Global Discipleship Core Values

Core Values Guide Our Decisions Disciplemaking is the church’s mission,  not just one bullet point of the many things a church does. Micro Groups:  Disciples grow best and are empowered to disciple others in gender-specific groups of triads (3) or quads (4). Intentional:  Discipleship requires purposeful, covenantal, relational investment. Transparent Relationships:  God’s Word shapes our hearts in an honest, open, and mutually accountable environment. Biblically-Based Curriculum:   Discipleship Essentials  covers the foundations for a life in Christ and is the empowerment tool we use to disciple others. Indigenous:  Discipleship movements should become self-governing, self-supporting, and self-propagating. Multiplying:  Disciples are made to reproduce.

Equipping the Church

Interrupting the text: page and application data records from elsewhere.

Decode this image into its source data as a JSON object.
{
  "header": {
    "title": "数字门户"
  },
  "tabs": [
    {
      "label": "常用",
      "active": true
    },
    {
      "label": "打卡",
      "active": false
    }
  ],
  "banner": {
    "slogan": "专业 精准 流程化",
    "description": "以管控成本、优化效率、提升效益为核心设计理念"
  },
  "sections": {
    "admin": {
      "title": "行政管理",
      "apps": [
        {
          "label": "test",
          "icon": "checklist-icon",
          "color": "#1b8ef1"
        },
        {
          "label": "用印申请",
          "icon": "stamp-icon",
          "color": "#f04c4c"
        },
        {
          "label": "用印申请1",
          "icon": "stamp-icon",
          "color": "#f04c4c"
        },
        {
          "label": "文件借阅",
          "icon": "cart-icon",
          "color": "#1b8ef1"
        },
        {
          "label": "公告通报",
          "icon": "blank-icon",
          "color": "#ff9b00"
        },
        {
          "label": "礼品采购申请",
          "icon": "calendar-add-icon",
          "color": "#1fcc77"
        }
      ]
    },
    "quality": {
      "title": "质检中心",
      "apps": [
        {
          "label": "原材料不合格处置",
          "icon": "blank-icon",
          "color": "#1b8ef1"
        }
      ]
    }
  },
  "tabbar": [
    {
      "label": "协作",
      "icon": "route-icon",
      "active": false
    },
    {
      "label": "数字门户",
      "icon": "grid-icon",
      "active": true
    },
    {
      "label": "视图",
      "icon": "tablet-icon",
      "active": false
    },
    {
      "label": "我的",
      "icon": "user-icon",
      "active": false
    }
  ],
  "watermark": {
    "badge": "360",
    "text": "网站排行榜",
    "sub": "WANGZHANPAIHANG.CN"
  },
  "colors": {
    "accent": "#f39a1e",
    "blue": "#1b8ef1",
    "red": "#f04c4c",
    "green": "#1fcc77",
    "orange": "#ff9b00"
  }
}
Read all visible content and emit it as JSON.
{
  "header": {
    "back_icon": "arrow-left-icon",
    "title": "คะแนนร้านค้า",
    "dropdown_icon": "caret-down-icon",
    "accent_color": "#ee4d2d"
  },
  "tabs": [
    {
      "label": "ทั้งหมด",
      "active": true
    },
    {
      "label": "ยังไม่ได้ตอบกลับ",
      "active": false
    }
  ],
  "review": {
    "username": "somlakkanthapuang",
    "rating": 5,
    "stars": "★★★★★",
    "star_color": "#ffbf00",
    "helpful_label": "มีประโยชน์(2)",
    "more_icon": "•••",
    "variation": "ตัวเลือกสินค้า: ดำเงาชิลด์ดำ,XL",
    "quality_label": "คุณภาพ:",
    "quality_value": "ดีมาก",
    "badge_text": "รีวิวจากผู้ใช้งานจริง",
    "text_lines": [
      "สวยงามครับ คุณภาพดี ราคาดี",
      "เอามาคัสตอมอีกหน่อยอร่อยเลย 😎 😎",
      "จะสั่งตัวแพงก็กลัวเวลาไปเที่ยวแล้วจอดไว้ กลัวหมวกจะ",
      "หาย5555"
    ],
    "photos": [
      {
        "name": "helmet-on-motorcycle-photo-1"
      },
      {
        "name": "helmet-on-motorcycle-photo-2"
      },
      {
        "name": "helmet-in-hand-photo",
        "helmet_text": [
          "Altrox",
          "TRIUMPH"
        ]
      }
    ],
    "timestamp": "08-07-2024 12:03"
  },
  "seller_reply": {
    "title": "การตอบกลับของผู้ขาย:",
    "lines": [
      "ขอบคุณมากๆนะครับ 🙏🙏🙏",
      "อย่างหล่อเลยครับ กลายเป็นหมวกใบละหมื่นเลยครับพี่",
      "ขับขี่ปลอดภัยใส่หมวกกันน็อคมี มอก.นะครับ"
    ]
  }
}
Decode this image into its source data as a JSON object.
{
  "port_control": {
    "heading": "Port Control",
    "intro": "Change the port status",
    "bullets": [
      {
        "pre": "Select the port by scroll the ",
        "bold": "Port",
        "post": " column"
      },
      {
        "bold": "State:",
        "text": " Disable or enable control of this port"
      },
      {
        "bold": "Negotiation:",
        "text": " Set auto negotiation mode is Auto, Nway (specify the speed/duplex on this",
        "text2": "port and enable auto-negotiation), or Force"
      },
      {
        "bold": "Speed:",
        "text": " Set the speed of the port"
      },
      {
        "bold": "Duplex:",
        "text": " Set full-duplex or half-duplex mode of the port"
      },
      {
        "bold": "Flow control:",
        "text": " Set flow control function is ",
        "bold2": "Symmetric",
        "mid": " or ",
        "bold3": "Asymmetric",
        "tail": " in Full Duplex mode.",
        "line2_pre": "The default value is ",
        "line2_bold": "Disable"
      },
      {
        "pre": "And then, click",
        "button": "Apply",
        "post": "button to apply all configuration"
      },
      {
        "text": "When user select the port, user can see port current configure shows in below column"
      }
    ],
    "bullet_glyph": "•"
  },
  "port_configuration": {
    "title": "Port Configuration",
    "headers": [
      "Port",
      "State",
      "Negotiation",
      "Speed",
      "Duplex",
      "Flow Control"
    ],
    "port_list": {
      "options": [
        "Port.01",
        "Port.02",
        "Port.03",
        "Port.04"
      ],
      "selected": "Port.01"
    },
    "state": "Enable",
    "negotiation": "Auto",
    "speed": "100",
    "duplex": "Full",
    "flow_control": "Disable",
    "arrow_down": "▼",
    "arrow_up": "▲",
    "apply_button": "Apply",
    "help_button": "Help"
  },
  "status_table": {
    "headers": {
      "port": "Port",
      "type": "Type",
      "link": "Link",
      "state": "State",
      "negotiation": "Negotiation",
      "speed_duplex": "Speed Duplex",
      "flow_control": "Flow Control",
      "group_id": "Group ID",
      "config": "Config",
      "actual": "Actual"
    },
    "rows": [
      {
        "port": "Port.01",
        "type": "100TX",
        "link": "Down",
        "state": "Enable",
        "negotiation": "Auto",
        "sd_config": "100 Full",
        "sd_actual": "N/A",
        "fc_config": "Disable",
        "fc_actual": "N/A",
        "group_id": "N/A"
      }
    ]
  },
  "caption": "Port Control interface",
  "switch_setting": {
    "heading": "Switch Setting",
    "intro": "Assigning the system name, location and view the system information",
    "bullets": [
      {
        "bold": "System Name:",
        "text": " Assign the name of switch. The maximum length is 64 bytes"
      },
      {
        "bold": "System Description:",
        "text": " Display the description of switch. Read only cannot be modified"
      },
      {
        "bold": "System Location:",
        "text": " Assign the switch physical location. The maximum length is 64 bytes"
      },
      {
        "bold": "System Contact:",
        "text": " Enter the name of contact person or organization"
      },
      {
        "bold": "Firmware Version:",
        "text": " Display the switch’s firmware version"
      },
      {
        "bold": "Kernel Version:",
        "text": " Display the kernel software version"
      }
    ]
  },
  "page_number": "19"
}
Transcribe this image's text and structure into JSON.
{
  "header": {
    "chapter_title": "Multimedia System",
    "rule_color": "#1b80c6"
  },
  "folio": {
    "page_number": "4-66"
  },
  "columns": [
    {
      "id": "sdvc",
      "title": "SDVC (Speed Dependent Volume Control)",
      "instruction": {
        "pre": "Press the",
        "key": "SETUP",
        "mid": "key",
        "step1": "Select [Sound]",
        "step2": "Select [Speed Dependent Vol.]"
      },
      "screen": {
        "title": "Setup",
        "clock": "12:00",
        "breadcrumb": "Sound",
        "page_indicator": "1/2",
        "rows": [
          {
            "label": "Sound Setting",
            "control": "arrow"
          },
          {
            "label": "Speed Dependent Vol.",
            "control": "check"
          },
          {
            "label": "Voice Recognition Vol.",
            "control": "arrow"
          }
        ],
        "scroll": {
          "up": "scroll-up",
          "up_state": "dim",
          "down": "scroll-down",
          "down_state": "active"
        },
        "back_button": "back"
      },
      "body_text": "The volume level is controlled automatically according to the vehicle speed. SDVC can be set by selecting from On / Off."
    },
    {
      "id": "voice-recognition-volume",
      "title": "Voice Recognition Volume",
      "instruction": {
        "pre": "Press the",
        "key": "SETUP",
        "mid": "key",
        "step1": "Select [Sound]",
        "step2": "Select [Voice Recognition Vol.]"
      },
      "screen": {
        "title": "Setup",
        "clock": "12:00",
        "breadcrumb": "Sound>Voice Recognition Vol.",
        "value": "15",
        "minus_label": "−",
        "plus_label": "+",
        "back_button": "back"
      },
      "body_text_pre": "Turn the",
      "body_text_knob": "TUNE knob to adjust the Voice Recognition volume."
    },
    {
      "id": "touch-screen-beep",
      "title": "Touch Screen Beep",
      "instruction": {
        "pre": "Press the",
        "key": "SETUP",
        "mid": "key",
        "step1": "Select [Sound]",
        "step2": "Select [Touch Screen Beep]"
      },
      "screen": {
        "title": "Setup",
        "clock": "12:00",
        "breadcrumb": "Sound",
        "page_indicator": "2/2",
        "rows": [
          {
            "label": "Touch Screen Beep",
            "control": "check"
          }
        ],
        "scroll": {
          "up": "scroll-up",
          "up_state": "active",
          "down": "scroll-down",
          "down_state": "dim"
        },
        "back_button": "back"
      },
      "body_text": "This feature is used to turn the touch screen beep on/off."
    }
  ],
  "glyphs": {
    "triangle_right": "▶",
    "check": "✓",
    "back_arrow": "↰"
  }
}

Our unique emphasis is the focus on groups of 3-4 people for a transformative environment where people grow further into Christlikeness. Our motto is “ Transforming and Multiplying Disciples Through Micro Groups ” for real change to take place. The strategy for empowering disciples who make disciples is a growing—organic—network of reproducing disciples over a period of 3-5 years. That means we equip the culture of the church so that it becomes a disciple-making body of Christ. In the relational environment of a micro group, t he “curriculum map” is Discipleship Essentials . This 25-lesson basic content serves as the GPS. Then, as a transferable tool (for prospective disciple makers to make disciples who make disciples), we intentionally go slow and stay focused. Relationships matter.  The role of the micro group in transforming a church into a disciple-making community is like the first stage of a multi-stage rocket. The first stage of the rocket is the most powerful because it mu
 Start off well!  How? Getting off to the right start will lay the groundwork for a healthy group Follow the steps suggested. It will make your life easier.


  Transform to become the person you were created to be!  If we want to be Christian disciples who mature and multiply, we need to keep it simple. Making disciples of Jesus Christ is not easy. That takes focused investment over time, led by the Spirit of God instead of our own "trying harder" by human effort. Surrender.  There are no microwave disciples What we mean is the context or environment in which disciples are made. That system of intentional reproduction need not be so complex that the multiplication collapses.  A micro group is not a microwave group. Micro means "small" so that there are 3-4 people who gather around a shared covenant of commitments, meet weekly, engage a biblically-based disciple-making curriculum, open hearts transparently to another, and then commit upon completion to go on to prayerfully ask 2-3 others who intentionally want to replicate the process.  Global Discipleship Initiative (GDI) Resources: Find out more at and acc